Bryant’s son, Andy, is also a hunter, so Bryant plants corn, sunflowers and other food plots to attract deer, dove and other wildlife to his farm. Though many large acreage growers are using quail, deer and duck habitat to attract pay-for-hunt clientele, Bryant says his wildlife preservation efforts are for family and friends and part of his effort to help keep his land in balance with nature.

In early December Bryant Farms hosted a Farm-City Week tour. Farm City Week and Ag in the Classroom’s Summer Teacher Institute are two programs the South Carolina grower is adamant about supporting.

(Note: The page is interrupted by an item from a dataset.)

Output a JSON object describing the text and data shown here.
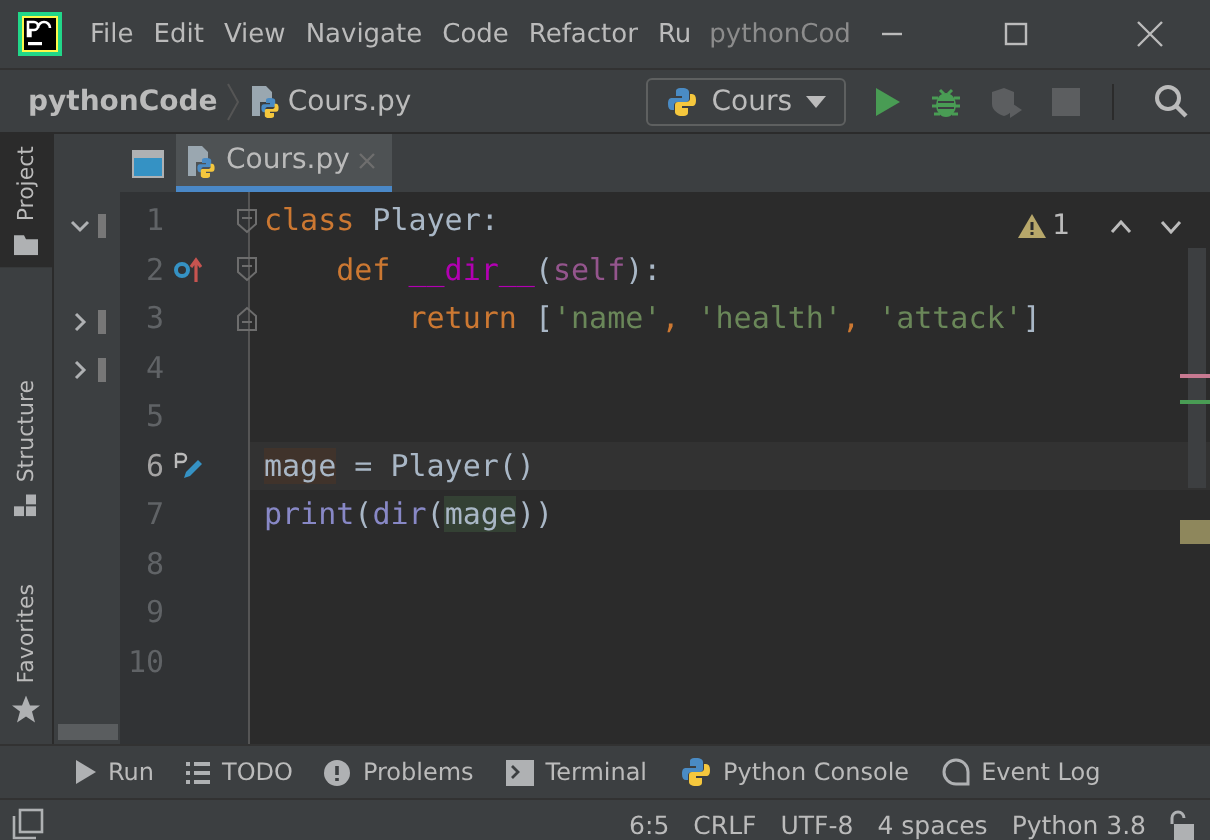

“Being proud of what we do as farmers and helping people who are not involved in farming understand what we do is critical to the future of our industry,” Bryant says.

He is a board member for the South Carolina Farm Bureau and his farm has been a frequent site for Farm Bureau-sponsored events.

Bryant is active in the Dillon Community, hosting several educational activities including Ag in the Classroom’s Summer Teacher Institute, also Elementary School Vehicle Day and High School Career days. 

He and his employees also plant a garden to support the local food bank and have helped develop a garden for the Master Gardner program.

Other regional conservation winners are Midwest — Ryan Speer of Jacob Farms in Sedgwick, Kan., and Northeast — Rodney Rulon of Rulon Enterprises in Arcadia, Ind.

One quick tour of Bryant Farms is enough to understand why Cullen Bryant is a serious contender for the National Conservation Legacy Award. Nothing is out of place on the farm or at his farm shop, which is heated with waste oil collected from routine vehicle oil changes.

The real secret, he says to being a good farmer and a conservation-minded farmer is his employees. “I hear all the horror stories about labor problems that farmers have, and I truly feel blessed to have such a dedicated and competent labor force to help me be the best farmer I can,” Bryant says.

rroberson@farmpress.com